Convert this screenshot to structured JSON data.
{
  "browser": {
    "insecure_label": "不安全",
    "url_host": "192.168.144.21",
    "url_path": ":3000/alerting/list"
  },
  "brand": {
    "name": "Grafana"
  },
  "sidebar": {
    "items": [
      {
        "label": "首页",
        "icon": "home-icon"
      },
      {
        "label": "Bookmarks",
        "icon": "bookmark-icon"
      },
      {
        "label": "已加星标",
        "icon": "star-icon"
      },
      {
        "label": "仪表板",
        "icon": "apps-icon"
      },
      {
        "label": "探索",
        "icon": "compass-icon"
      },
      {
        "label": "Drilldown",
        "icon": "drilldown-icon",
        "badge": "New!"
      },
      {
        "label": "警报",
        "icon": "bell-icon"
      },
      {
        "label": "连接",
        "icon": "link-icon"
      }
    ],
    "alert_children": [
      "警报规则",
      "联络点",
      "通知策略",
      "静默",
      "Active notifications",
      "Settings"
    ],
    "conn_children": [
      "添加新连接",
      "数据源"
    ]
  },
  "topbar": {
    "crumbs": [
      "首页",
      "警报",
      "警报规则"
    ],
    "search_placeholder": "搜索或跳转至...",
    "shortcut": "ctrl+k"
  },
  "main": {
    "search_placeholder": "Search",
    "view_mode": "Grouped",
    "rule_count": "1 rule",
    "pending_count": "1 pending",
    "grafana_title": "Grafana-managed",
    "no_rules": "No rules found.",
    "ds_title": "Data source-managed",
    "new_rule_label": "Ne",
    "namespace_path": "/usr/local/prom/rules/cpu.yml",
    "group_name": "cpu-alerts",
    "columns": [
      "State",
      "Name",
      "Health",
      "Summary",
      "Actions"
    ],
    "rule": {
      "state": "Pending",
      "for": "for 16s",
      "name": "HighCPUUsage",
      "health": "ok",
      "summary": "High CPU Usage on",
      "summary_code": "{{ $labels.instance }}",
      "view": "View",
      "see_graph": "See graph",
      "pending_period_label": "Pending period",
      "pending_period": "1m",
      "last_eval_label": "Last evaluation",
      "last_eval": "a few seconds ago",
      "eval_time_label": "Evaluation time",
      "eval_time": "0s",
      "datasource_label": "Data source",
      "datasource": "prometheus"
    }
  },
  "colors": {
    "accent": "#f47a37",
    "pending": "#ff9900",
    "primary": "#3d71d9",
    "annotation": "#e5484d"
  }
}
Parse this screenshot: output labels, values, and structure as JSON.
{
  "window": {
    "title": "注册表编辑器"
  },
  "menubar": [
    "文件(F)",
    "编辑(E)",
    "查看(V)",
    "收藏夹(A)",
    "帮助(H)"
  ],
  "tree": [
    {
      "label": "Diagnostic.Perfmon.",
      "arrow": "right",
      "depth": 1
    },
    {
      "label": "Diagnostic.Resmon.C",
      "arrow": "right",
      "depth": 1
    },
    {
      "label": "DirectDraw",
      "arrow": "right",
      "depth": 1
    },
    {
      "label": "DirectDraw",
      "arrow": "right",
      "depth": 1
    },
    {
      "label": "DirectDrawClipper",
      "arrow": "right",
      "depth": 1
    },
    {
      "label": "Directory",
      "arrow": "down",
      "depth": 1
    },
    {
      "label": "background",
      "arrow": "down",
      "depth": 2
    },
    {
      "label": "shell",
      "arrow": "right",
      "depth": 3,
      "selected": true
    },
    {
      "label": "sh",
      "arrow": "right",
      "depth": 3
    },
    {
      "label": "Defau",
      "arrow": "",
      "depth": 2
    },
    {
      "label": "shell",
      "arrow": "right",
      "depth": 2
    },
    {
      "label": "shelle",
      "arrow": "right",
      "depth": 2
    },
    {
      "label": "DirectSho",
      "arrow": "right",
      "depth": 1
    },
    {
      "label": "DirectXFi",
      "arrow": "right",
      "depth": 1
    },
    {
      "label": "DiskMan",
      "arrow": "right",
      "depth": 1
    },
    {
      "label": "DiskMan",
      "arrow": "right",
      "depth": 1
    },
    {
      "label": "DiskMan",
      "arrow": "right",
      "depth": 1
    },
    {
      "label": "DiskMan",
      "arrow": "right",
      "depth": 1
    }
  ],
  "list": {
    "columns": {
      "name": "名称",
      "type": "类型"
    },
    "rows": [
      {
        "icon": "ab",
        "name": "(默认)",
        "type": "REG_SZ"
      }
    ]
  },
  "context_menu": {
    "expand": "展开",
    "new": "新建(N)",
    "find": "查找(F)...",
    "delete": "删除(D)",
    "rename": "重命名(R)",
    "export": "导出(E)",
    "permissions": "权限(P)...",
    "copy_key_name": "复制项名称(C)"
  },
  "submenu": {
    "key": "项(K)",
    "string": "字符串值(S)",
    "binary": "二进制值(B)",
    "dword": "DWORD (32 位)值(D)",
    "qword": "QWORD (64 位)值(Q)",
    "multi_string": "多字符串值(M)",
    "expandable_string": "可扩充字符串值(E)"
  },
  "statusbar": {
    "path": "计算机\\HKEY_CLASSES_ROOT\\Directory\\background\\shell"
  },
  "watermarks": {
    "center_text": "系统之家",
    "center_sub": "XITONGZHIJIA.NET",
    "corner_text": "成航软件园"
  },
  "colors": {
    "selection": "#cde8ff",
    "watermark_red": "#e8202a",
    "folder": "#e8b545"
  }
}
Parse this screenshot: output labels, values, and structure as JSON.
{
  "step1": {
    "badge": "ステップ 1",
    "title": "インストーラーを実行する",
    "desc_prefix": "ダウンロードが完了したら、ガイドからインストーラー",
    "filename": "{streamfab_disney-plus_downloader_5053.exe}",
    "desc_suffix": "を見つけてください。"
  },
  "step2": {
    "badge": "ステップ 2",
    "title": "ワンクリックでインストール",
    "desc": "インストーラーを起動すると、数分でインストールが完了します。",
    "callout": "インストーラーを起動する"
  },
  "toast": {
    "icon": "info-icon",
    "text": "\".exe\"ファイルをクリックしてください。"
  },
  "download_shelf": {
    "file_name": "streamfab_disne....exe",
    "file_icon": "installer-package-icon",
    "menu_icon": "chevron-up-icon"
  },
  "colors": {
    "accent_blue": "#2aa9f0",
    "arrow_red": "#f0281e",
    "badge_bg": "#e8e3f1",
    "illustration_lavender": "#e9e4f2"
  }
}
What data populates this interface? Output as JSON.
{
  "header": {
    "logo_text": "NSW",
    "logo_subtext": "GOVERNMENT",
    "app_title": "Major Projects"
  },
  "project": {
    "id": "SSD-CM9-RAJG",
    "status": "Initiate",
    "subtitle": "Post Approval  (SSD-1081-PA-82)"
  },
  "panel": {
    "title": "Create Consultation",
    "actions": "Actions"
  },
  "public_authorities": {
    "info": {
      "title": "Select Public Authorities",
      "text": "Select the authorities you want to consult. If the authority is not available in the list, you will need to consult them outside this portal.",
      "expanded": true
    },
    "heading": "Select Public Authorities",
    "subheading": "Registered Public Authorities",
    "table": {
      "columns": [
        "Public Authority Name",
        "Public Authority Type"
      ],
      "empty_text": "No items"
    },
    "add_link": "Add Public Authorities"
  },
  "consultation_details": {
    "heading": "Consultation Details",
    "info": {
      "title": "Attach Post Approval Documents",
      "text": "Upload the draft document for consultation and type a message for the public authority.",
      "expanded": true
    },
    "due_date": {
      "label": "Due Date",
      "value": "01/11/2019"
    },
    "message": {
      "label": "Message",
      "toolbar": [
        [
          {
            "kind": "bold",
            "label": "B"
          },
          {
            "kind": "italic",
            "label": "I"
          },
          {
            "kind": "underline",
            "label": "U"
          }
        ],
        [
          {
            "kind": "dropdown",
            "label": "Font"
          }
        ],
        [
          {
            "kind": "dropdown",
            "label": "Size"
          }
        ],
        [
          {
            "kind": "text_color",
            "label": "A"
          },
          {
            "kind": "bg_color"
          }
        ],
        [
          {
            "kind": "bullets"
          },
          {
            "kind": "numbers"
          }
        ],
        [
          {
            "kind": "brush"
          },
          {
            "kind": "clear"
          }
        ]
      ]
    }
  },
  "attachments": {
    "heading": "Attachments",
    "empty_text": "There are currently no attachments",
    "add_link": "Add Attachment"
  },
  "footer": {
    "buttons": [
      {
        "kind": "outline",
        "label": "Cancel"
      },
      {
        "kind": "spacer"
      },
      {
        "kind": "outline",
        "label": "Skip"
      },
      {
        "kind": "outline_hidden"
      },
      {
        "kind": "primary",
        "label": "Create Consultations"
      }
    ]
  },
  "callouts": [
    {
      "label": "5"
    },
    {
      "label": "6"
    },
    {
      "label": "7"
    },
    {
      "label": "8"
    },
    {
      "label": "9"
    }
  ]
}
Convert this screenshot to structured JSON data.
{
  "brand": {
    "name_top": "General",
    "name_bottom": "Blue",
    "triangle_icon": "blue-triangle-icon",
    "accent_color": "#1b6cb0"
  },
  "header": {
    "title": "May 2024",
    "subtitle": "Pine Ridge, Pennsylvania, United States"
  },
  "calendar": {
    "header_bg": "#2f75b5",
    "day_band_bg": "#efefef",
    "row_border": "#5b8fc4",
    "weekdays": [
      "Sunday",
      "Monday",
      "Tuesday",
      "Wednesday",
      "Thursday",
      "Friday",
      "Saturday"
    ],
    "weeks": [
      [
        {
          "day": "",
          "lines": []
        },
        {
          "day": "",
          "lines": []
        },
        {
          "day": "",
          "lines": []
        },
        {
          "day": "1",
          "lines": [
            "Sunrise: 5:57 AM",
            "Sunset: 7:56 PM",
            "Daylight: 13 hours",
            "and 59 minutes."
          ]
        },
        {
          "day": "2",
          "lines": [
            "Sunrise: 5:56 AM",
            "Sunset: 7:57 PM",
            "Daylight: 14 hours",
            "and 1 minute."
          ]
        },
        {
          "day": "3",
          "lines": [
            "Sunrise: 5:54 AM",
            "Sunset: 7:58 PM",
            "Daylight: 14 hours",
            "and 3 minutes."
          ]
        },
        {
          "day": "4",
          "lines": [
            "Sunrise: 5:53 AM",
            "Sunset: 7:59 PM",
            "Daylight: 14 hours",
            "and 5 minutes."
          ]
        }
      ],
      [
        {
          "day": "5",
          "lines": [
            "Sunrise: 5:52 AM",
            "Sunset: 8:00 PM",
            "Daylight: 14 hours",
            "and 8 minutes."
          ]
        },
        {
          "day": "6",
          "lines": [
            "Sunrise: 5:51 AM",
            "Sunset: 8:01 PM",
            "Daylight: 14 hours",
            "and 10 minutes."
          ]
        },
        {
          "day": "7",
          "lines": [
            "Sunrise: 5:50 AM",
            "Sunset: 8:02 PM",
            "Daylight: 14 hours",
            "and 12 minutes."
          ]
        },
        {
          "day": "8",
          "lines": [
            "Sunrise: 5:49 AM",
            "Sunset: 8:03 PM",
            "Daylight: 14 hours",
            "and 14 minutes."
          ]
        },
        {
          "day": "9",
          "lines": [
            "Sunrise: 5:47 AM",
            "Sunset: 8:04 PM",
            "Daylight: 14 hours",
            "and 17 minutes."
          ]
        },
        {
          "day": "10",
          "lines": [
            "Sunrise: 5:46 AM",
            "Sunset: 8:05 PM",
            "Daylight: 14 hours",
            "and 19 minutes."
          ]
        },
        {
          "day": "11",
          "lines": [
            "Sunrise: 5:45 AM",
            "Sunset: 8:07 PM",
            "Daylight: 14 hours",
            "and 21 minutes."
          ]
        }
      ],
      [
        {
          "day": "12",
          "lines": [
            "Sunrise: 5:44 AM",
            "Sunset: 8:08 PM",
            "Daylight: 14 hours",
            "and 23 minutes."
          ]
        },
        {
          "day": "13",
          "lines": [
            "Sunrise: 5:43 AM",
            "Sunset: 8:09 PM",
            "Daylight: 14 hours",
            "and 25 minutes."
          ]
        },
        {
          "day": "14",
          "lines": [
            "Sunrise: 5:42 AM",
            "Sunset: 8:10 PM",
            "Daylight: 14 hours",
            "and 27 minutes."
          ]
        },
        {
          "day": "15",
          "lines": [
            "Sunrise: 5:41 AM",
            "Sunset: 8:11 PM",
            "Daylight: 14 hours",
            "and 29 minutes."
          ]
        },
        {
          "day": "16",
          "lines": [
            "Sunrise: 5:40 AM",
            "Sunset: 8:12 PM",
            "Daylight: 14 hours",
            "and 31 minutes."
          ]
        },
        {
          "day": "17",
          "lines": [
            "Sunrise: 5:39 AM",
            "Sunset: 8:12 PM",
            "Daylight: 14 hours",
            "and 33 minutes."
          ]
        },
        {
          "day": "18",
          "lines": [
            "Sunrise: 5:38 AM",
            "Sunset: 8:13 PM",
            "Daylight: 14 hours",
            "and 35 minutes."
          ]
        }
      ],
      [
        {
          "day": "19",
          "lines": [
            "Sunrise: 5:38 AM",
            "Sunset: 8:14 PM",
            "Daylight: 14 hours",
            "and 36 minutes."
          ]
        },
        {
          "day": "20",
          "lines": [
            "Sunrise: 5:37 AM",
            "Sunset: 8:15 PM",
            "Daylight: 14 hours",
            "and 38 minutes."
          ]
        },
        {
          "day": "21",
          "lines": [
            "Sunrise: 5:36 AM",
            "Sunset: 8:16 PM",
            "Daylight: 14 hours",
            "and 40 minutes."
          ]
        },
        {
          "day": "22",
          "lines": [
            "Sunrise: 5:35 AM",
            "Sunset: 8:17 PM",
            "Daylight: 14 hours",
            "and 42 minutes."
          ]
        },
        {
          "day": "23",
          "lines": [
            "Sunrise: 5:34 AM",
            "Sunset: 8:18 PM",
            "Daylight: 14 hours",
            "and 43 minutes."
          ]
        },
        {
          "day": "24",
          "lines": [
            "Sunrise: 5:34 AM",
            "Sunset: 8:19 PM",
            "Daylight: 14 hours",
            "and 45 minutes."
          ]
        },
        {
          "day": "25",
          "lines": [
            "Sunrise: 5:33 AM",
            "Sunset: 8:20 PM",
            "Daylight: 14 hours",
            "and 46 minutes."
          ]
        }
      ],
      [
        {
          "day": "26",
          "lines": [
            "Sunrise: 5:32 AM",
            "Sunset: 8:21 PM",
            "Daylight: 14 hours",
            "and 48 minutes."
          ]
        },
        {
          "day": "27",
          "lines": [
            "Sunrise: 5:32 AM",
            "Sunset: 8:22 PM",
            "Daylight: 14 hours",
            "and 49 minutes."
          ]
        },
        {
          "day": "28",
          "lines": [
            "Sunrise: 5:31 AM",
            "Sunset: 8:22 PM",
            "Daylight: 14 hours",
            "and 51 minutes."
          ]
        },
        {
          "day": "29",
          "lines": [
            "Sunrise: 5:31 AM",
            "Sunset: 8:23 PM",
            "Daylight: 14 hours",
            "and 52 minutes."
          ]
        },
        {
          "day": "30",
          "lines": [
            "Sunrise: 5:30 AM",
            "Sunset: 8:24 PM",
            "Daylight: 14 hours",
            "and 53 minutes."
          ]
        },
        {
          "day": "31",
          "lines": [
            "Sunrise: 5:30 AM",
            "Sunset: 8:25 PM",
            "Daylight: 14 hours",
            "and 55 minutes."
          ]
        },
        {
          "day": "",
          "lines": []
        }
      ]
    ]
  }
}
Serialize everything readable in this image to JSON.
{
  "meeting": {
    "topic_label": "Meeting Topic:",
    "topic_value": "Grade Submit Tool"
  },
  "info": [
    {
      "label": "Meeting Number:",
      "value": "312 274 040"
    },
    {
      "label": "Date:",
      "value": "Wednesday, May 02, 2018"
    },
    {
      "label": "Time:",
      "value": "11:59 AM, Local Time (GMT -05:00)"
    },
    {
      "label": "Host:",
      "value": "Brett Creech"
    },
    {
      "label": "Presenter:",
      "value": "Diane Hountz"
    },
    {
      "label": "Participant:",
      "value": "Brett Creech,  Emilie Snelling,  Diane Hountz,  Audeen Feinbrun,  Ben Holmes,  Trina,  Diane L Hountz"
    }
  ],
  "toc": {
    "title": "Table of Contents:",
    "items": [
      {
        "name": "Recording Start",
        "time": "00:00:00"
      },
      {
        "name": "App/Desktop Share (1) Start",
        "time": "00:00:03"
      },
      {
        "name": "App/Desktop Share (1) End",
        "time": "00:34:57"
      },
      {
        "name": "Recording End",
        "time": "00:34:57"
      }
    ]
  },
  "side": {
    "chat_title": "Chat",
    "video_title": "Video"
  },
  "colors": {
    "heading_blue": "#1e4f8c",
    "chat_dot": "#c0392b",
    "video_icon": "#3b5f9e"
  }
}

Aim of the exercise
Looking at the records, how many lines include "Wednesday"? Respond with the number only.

Exercise answer
2